The Bill before us today introduces the final aspect of the Government’s five-year tax lock. This is further testament to the Government’s commitment to provide certainty on tax rates for the duration of this Parliament, and it delivers on the commitment to lower levels of taxation that was made in the Conservative manifesto.
On the question from the noble Lord, Lord Tunnicliffe, as to whether the taxes announced in the summer Budget have breached this lock, that is not the case. The Government have been clear that the tax lock will not prevent future changes to the tax system to make it fairer or to deal with avoidance—those were the measures in the Budget. Furthermore, the Government remain committed to lowering taxes and supporting hard-working people through increases in the personal allowance.
The noble Lord also asked about an update on the measures being considered by the Office of Tax Simplification. The Government are committed to simplifying tax and to transparency. The overall aim of the project is to build on earlier work undertaken in this area, to understand the steps that would be needed to achieve closer alignment of the taxes and the costs, benefits and impact of each step. The terms of reference were published on 21 July, and the Office of Tax Simplification will publish a final report ahead of Budget 2016.

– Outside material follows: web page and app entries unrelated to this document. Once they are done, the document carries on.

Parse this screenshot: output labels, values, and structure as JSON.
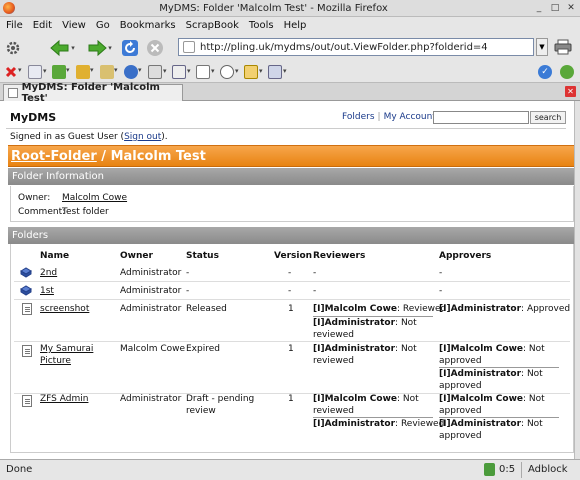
{
  "window": {
    "title": "MyDMS: Folder 'Malcolm Test' - Mozilla Firefox",
    "controls": [
      "_",
      "□",
      "✕"
    ]
  },
  "menubar": {
    "items": [
      {
        "label": "File"
      },
      {
        "label": "Edit"
      },
      {
        "label": "View"
      },
      {
        "label": "Go"
      },
      {
        "label": "Bookmarks"
      },
      {
        "label": "ScrapBook"
      },
      {
        "label": "Tools"
      },
      {
        "label": "Help"
      }
    ]
  },
  "navbar": {
    "url": "http://pling.uk/mydms/out/out.ViewFolder.php?folderid=4"
  },
  "tabs": [
    {
      "label": "MyDMS: Folder 'Malcolm Test'"
    }
  ],
  "page": {
    "brand": "MyDMS",
    "header_links": {
      "folders": "Folders",
      "separator": "|",
      "my_account": "My Account"
    },
    "search_button": "search",
    "signed_in": {
      "prefix": "Signed in as Guest User (",
      "link": "Sign out",
      "suffix": ")."
    },
    "breadcrumb": {
      "root": "Root-Folder",
      "separator": " / ",
      "current": "Malcolm Test"
    },
    "folder_info": {
      "heading": "Folder Information",
      "owner_label": "Owner:",
      "owner_value": "Malcolm Cowe",
      "comment_label": "Comment:",
      "comment_value": "Test folder"
    },
    "folders": {
      "heading": "Folders",
      "columns": {
        "name": "Name",
        "owner": "Owner",
        "status": "Status",
        "version": "Version",
        "reviewers": "Reviewers",
        "approvers": "Approvers"
      },
      "rows": [
        {
          "name": "2nd",
          "owner": "Administrator",
          "status": "-",
          "version": "-",
          "reviewers": "-",
          "approvers": "-"
        },
        {
          "name": "1st",
          "owner": "Administrator",
          "status": "-",
          "version": "-",
          "reviewers": "-",
          "approvers": "-"
        },
        {
          "name": "screenshot",
          "owner": "Administrator",
          "status": "Released",
          "version": "1",
          "rev1_user": "[I]Malcolm Cowe",
          "rev1_status": ": Reviewed",
          "rev2_user": "[I]Administrator",
          "rev2_status": ": Not",
          "rev2_status2": "reviewed",
          "app1_user": "[I]Administrator",
          "app1_status": ": Approved"
        },
        {
          "name": "My Samurai",
          "name2": "Picture",
          "owner": "Malcolm Cowe",
          "status": "Expired",
          "version": "1",
          "rev1_user": "[I]Administrator",
          "rev1_status": ": Not",
          "rev1_status2": "reviewed",
          "app1_user": "[I]Malcolm Cowe",
          "app1_status": ": Not",
          "app1_status2": "approved",
          "app2_user": "[I]Administrator",
          "app2_status": ": Not",
          "app2_status2": "approved"
        },
        {
          "name": "ZFS Admin",
          "owner": "Administrator",
          "status": "Draft - pending",
          "status2": "review",
          "version": "1",
          "rev1_user": "[I]Malcolm Cowe",
          "rev1_status": ": Not",
          "rev1_status2": "reviewed",
          "rev2_user": "[I]Administrator",
          "rev2_status": ": Reviewed",
          "app1_user": "[I]Malcolm Cowe",
          "app1_status": ": Not",
          "app1_status2": "approved",
          "app2_user": "[I]Administrator",
          "app2_status": ": Not",
          "app2_status2": "approved"
        }
      ]
    }
  },
  "statusbar": {
    "text": "Done",
    "count": "0:5",
    "adblock": "Adblock"
  }
}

As regards whether this Bill is a gimmick, I do not believe that it is. This was a Conservative manifesto pledge and, as I have said, there is the ability in secondary legislation to increase national insurance rates by 0.25% each year on class 1. This will give an added element of certainly to businesses and employees as to the maximum rates of national insurance that they might face.

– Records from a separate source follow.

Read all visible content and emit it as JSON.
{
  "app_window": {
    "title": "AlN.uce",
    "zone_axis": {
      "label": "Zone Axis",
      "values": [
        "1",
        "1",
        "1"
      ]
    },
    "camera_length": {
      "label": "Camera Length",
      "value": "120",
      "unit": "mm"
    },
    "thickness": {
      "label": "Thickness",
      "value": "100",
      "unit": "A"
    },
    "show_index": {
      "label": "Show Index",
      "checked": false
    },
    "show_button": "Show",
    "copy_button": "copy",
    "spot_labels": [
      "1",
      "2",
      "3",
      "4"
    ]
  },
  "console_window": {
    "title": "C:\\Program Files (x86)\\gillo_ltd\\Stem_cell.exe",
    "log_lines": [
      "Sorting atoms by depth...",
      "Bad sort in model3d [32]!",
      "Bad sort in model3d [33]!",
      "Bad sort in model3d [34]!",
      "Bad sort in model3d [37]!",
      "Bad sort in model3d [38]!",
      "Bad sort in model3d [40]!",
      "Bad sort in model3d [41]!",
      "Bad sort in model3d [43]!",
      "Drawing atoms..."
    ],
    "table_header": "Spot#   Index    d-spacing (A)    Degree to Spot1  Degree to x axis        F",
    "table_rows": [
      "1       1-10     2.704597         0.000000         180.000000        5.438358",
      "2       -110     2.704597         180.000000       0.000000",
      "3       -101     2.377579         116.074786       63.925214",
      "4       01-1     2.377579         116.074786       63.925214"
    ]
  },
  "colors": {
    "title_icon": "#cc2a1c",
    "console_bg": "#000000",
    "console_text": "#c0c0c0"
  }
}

The noble Baroness and the noble Lord are right that there could be circumstances in which tax revenues fall short and some contingency planning is required. However, future funding of contributory benefits, should national insurance contribution receipts prove insufficient, is a matter for the Chancellor, and that decision would need to be made at the relevant fiscal event based on the latest projections available at the time and taking into account the National Insurance Contributions (Rate Ceilings) Bill that we are introducing. Indeed, as the noble Baroness indicated, if there were an economic emergency, it would not normally be the economic policy of choice to increase national insurance contribution rates. The aim of this Government is to continue to drive growth and to create 2 million more jobs during this Parliament.
I think the noble Baroness is saying that I suggested that the Government had broken the triple lock in the summer Budget. I was not suggesting that they broke the triple lock but that the summer Budget had very significant tax increases—of the order of £4 billion-plus. I hope that she is not disagreeing with that assessment. If she is, perhaps she will write to me and set out the logic behind her disagreement.
I was not assuming that the noble Lord was talking about the triple lock. Indeed, the Government are absolutely committed to the triple lock. I was talking about some of the other measures that do not breach this commitment.
I am grateful for the opportunity to explain the issues we have debated today. There are clearly a number of points that we might debate at greater length when the Bill moves to Committee. I commend the Bill and ask the House to give the Bill a Second Reading.
Bill read a second time.